Controversial Howth development gets go ahead

An Bord Pleanála has approved 164 apartments close to Martello Tower

A controversial development in the fishing village of Howth in Dublin has been given planning permission by An Bord Pleanála.

The decision will see the construction of 164 apartments on a site overlooking Howth harbour and the surrounding coastline, and close to the village centre and the nearby Martello Tower.

Local residents had objected to the plan citing concerns including local subsidence.

The application was brought by developer Crekav, which recently had separate plans for a development beside St Anne's Park in nearby Raheny overturned following judicial review proceedings.


That course may now be considered by objectors to the Howth development, which, similarly to the St Anne’s scheme, was brought under strategic planning laws that allow applications bypass local authorities and proceed directly to An Bord Pleanála.

The decision was announced on Wednesday and a public meeting is due to be arranged for next week by local Labour Senator Aodhán Ó Ríordáin who has been to the fore in opposition of both developments.

“The only recourse available to the residents is to seek a judicial review,” he said following the decision, adding that he expected one would be pursued. However, grounds for such a legal challenge would have to be found.

“It’s a derelict site and I was expecting that a residential development of sorts would be given permission there but I do think that the subsidence issue remains unresolved by An Bord Pleanála.”


Those concerns relate to plans by the developer to remove thousands of tonnes of sand from the site, in an area that has a history of landslides.

Objectors had outlined their fears that the construction of apartments could have knock-on effects for a village that has already seen parcels of nearby land collapse.
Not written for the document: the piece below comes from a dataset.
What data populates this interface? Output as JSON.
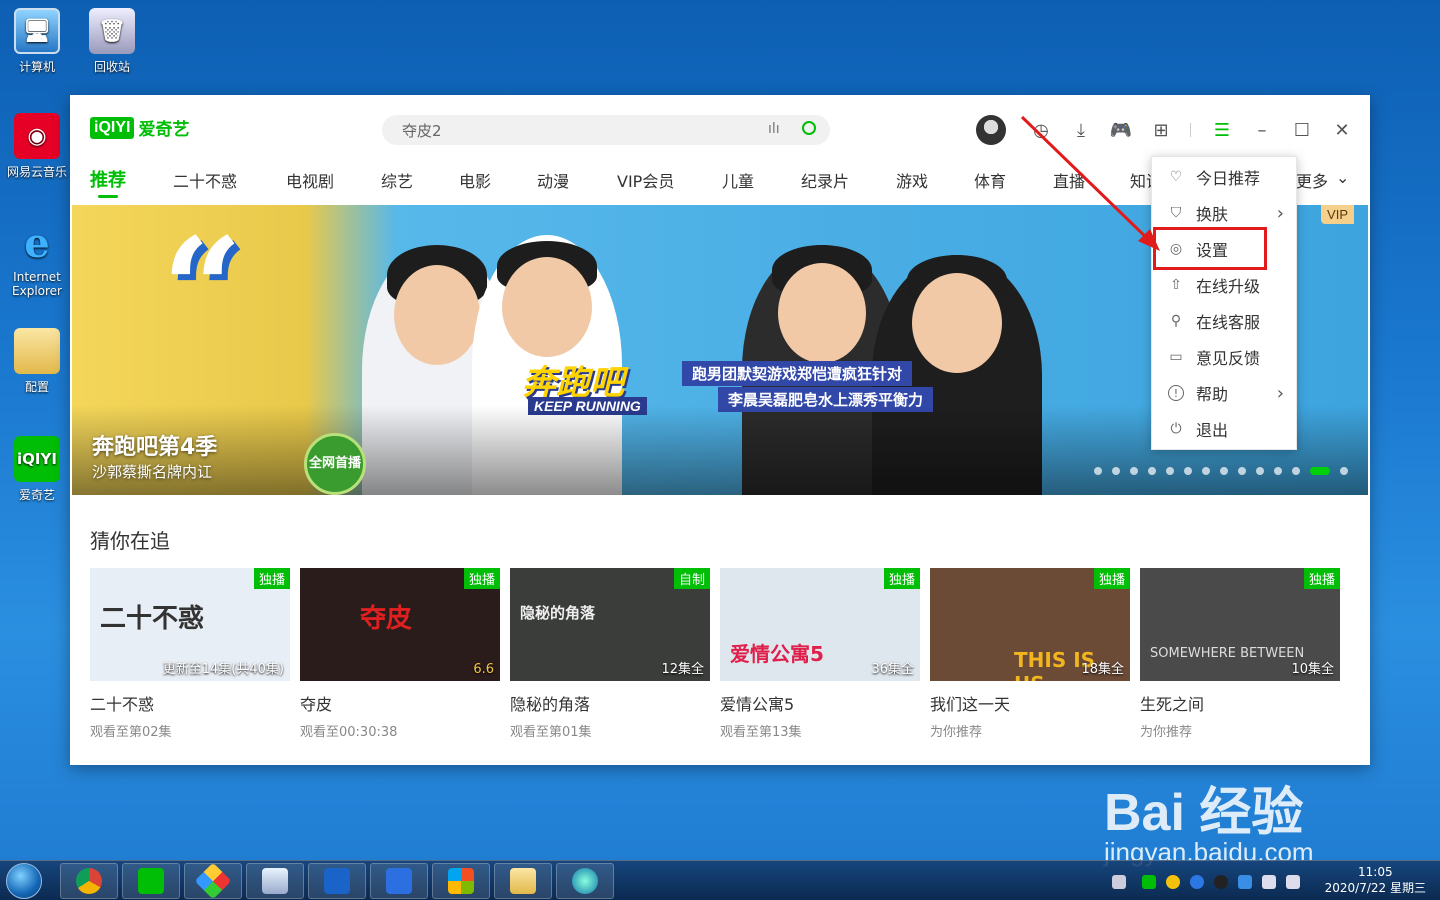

They have claimed the proposed site works would require in the order of 5,000 truckloads of material to be excavated.

Others are worried about the potential aesthetic impact on the village, a favourite with tourists.

The application includes the demolition of the former Baily Court Hotel on Main Street, which has been derelict for years. Three blocks of apartments would rise to four storeys; there will be underground parking and 757 square metres of retail and commercial space.

The Marlet Property Group, which owns Crekav, previously told The Irish Times the plans would "contribute to resolving Dublin's chronic housing shortage" and that extensive surveys of the site had been conducted to assess "all potential impacts".

“We understand that there will be concerns about any development in this outstanding location. We believe our plan will make a significant positive contribution to Howth and the surrounding area,” a spokesman said.

In publishing its decision, An Bord Pleanála said it had taken numerous factors into account including the location of the site within the village, the local development plan and the 2016 Rebuilding Ireland Action Plan for Housing and Homelessness.

The nature and scale of the plans as well as several design guidelines and local concerns were also taken into account, it said.

Mark Hilliard

Mark Hilliard

Mark Hilliard is a reporter with The Irish Times